Enjoying a Sunny Day in Phoenix Park!
Phoenix Park is a huge oasis in the heart of Dublin. Built in 1662 as a deer park for royalty, it is currently the largest park in any European city. The park spreads for 1,752 acres, and is home to many other attractions, spectacular in their own right. The President’s house (Áras an Uachtaráin), which dates back to 1750, is located in the center of the park, and is across the road from the U.S. ambassador’s residence, the only foreign embassy to be located in the park. It is not uncommon to find large groups of deer or other wildlife roaming happily.
The Dublin Zoo is in the park as well, with over 400 animals and educational and entertaining programs daily, it is one of the city’s most popular attractions. The park is home to the tallest obliesk in Europe, built in 1861 for the Duke of Wellington. There is also the Papal Cross, a gigantic structure stretching 116 feet, erected in 1979 to celebrate the visit of Pope John Paul II. The Ashtown Demesne area of the park has the Phoenix Café, a visitors’ center, a playground, and a very impressive Victorian walled garden.
On Sundays, Phoenix Park holds Farmleigh Food Market, which is a food and farmer’s market on the grounds of the Farmleigh Estate. I spent Easter Sunday in the market enjoying local food from friendly vendors while a brass band played in the Victorian gardens for visitors to enjoy as they passed. On this particular day, there was also a Falconry on the premise, displaying beautiful and exotic owls and teaching curious passersby about them (I even got to pet one!). Though Farmleigh is not held every Sunday, the events that replace it can be equally as exciting and interesting.
If you’re studying abroad and not used to the allusiveness of the sun in your new home, it is likely you will find yourself soaking it up as much as possible wherever it emerges.
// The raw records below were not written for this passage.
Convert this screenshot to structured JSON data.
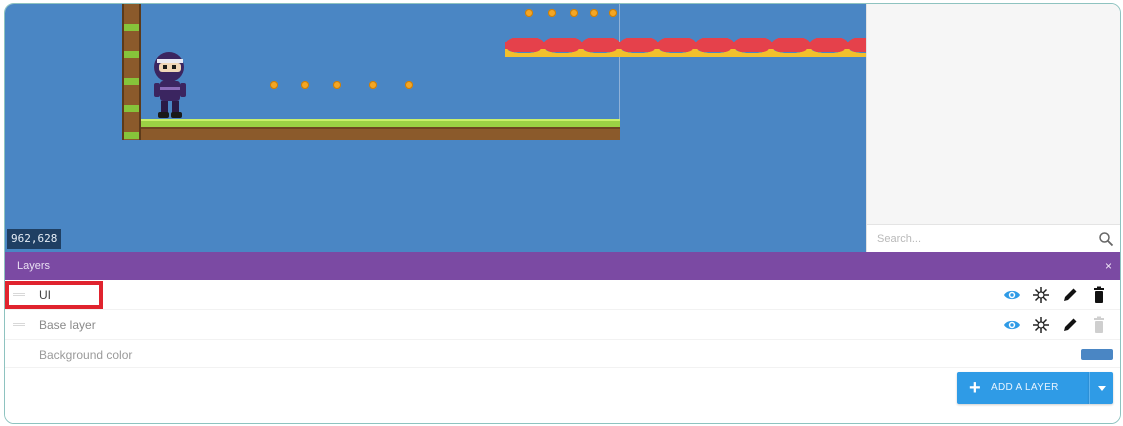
{
  "scene": {
    "cursor_coords": "962,628",
    "background_color": "#4a86c4"
  },
  "side_panel": {
    "search_placeholder": "Search..."
  },
  "layers_panel": {
    "title": "Layers",
    "close_glyph": "×",
    "layers": [
      {
        "name": "UI",
        "highlighted": true
      },
      {
        "name": "Base layer",
        "highlighted": false
      }
    ],
    "background_color_label": "Background color",
    "add_layer_label": "ADD A LAYER",
    "add_layer_plus": "+"
  },
  "icons": {
    "visibility": "eye-icon",
    "effects": "sparkle-icon",
    "edit": "pencil-icon",
    "delete": "trash-icon",
    "search": "search-icon"
  },
  "colors": {
    "header_purple": "#7b4aa3",
    "accent_blue": "#2f9be6",
    "highlight_red": "#e0232e"
  }
}
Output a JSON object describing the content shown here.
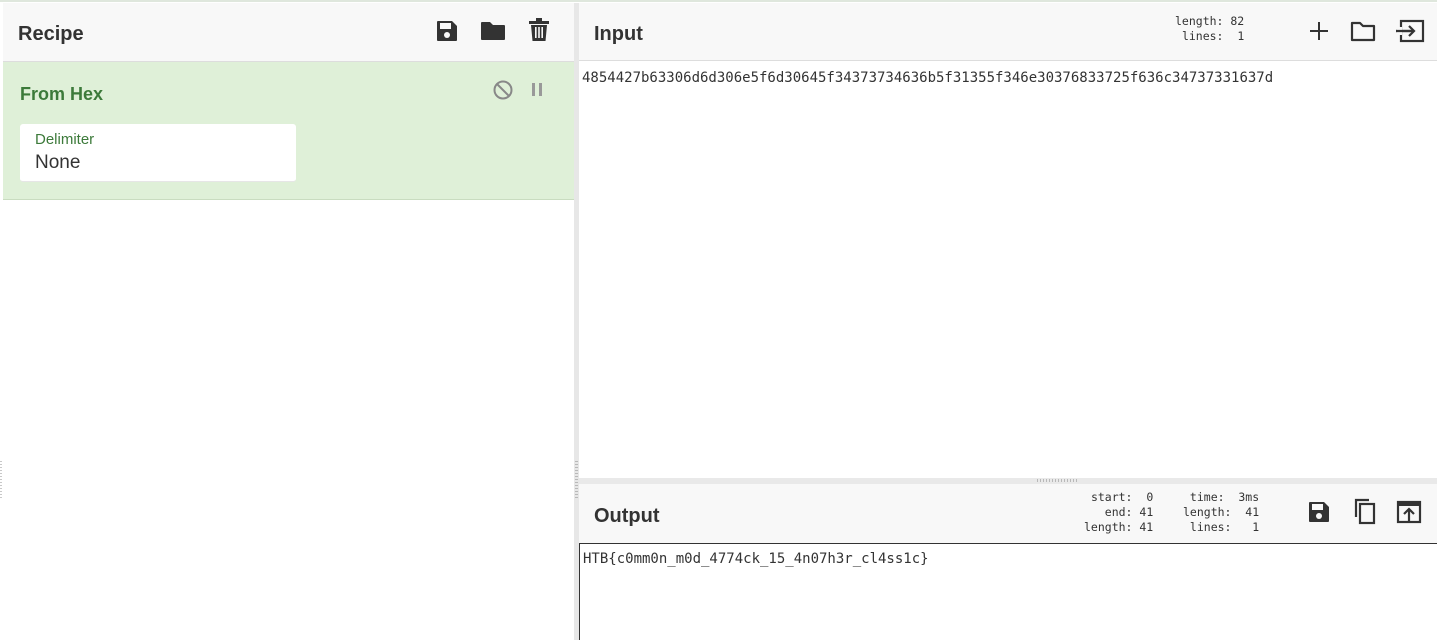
{
  "recipe": {
    "title": "Recipe",
    "icons": [
      "save-icon",
      "folder-icon",
      "trash-icon"
    ],
    "operation": {
      "name": "From Hex",
      "field_label": "Delimiter",
      "field_value": "None",
      "icons": [
        "disable-icon",
        "pause-icon"
      ]
    }
  },
  "input": {
    "title": "Input",
    "stats": "length: 82\nlines:  1",
    "text": "4854427b63306d6d306e5f6d30645f34373734636b5f31355f346e30376833725f636c34737331637d",
    "icons": [
      "plus-icon",
      "folder-icon",
      "input-swap-icon"
    ]
  },
  "output": {
    "title": "Output",
    "stats_left": "start:  0\nend: 41\nlength: 41",
    "stats_right": "time:  3ms\nlength:  41\nlines:   1",
    "text": "HTB{c0mm0n_m0d_4774ck_15_4n07h3r_cl4ss1c}",
    "icons": [
      "save-icon",
      "copy-icon",
      "replace-input-icon"
    ]
  },
  "colors": {
    "operation_bg": "#dff0d8",
    "operation_text": "#3c7a3a",
    "header_bg": "#f8f8f8"
  }
}
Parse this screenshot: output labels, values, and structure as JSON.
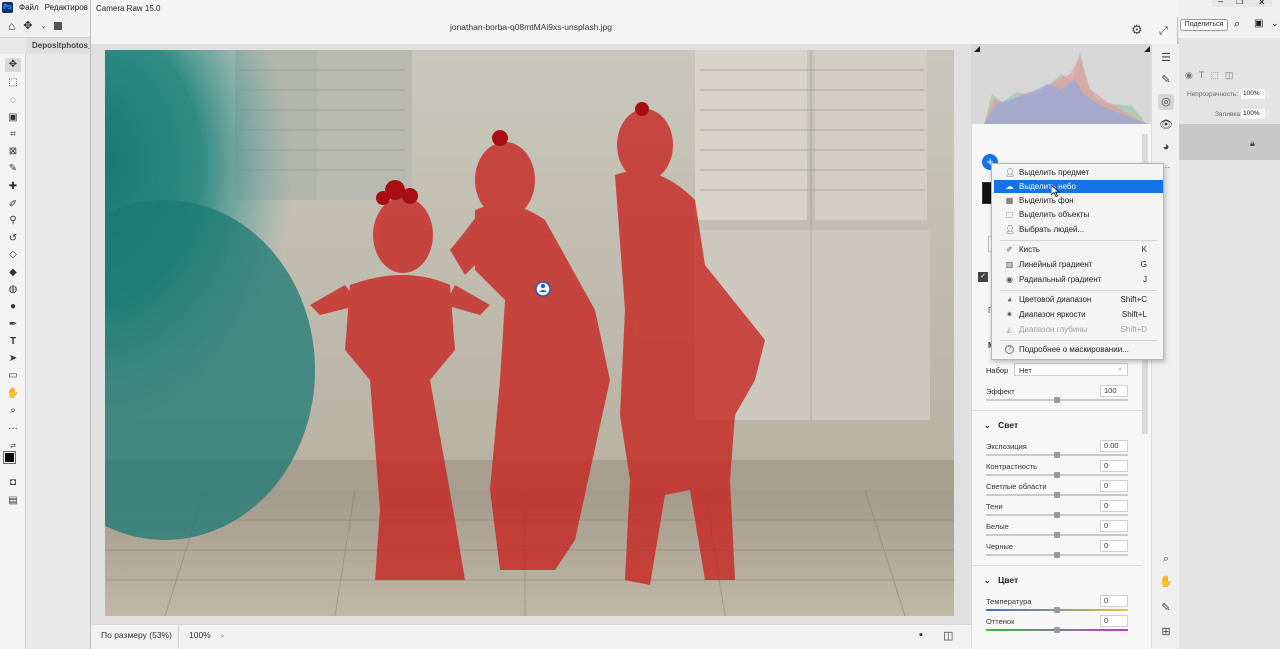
{
  "photoshop": {
    "logo": "Ps",
    "menu": [
      "Файл",
      "Редактиров"
    ],
    "doc_tab": "Depositphotos_",
    "share_label": "Поделиться",
    "opacity_label": "Непрозрачность:",
    "opacity_value": "100%",
    "fill_label": "Заливка:",
    "fill_value": "100%"
  },
  "camera_raw": {
    "window_title": "Camera Raw 15.0",
    "filename": "jonathan-borba-q08mtMAi9xs-unsplash.jpg",
    "zoom_fit_label": "По размеру (53%)",
    "zoom_value": "100%"
  },
  "mask_panel": {
    "preset_label": "Набор",
    "preset_value": "Нет",
    "effect_label": "Эффект",
    "effect_value": "100",
    "light_section": "Свет",
    "light_sliders": [
      {
        "label": "Экспозиция",
        "value": "0.00"
      },
      {
        "label": "Контрастность",
        "value": "0"
      },
      {
        "label": "Светлые области",
        "value": "0"
      },
      {
        "label": "Тени",
        "value": "0"
      },
      {
        "label": "Белые",
        "value": "0"
      },
      {
        "label": "Черные",
        "value": "0"
      }
    ],
    "color_section": "Цвет",
    "color_sliders": [
      {
        "label": "Температура",
        "value": "0"
      },
      {
        "label": "Оттенок",
        "value": "0"
      }
    ]
  },
  "mask_menu": {
    "items": [
      {
        "icon": "person-icon",
        "label": "Выделить предмет",
        "shortcut": ""
      },
      {
        "icon": "sky-icon",
        "label": "Выделить небо",
        "shortcut": "",
        "selected": true
      },
      {
        "icon": "background-icon",
        "label": "Выделить фон",
        "shortcut": ""
      },
      {
        "icon": "objects-icon",
        "label": "Выделить объекты",
        "shortcut": ""
      },
      {
        "icon": "people-icon",
        "label": "Выбрать людей...",
        "shortcut": ""
      },
      {
        "icon": "brush-icon",
        "label": "Кисть",
        "shortcut": "K"
      },
      {
        "icon": "linear-gradient-icon",
        "label": "Линейный градиент",
        "shortcut": "G"
      },
      {
        "icon": "radial-gradient-icon",
        "label": "Радиальный градиент",
        "shortcut": "J"
      },
      {
        "icon": "color-range-icon",
        "label": "Цветовой диапазон",
        "shortcut": "Shift+C"
      },
      {
        "icon": "luminance-range-icon",
        "label": "Диапазон яркости",
        "shortcut": "Shift+L"
      },
      {
        "icon": "depth-range-icon",
        "label": "Диапазон глубины",
        "shortcut": "Shift+D",
        "disabled": true
      },
      {
        "icon": "help-icon",
        "label": "Подробнее о маскировании...",
        "shortcut": ""
      }
    ]
  },
  "colors": {
    "accent": "#1473e6",
    "mask_overlay": "#c8231f",
    "smoke": "#1f7f78"
  }
}
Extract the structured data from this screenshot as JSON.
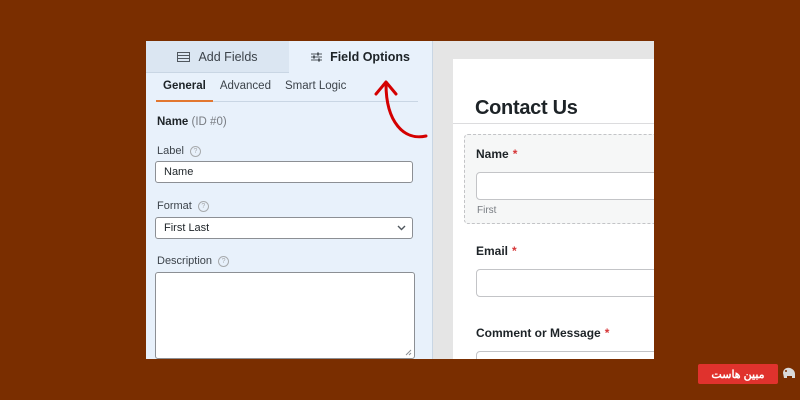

Phoenix Park is a great place to spend your sunny day, reading, relaxing, playing ‘football’ or participating in some of the more structured events they have to offer.
photo: Amy Wiener